▶ _Task details_
The lines below that include "Додати" are to be found and copied.

[Website and app data records]
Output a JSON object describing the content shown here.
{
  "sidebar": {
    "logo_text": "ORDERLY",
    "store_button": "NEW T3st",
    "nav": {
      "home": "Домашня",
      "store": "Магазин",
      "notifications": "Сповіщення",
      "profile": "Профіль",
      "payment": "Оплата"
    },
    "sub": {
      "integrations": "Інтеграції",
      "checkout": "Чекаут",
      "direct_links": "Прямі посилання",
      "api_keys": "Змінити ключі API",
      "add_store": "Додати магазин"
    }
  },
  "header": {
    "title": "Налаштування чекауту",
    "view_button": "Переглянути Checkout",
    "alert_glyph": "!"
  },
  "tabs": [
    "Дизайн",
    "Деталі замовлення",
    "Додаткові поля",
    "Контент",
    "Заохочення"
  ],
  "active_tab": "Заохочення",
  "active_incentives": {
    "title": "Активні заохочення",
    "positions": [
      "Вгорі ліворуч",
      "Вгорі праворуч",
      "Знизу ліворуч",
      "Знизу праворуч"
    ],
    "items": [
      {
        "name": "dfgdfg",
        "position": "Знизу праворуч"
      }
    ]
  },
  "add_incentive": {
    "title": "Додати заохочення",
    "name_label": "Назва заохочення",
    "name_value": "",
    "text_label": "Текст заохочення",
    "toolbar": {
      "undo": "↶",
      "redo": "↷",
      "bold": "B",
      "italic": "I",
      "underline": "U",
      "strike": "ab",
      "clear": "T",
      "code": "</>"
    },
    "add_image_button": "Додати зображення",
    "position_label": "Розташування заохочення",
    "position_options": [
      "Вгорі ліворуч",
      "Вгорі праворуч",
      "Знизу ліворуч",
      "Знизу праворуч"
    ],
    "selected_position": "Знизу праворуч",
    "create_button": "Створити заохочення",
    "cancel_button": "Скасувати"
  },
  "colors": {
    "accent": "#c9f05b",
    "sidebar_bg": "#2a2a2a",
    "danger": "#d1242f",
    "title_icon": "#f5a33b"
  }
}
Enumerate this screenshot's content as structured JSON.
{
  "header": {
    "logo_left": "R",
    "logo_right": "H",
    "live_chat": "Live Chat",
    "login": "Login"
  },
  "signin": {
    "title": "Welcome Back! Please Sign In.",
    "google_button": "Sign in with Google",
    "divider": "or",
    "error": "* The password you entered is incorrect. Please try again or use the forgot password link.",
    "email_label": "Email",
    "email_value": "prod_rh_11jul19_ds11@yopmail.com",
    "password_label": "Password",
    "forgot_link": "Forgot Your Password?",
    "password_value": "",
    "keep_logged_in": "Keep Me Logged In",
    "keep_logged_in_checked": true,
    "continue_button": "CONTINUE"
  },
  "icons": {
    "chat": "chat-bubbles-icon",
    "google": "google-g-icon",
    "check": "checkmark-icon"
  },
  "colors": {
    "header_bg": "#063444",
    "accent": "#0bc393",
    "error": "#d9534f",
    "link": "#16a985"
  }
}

▶ _Answer to this problem_
      "add_store": "Додати магазин"
    "title": "Додати заохочення",
    "add_image_button": "Додати зображення",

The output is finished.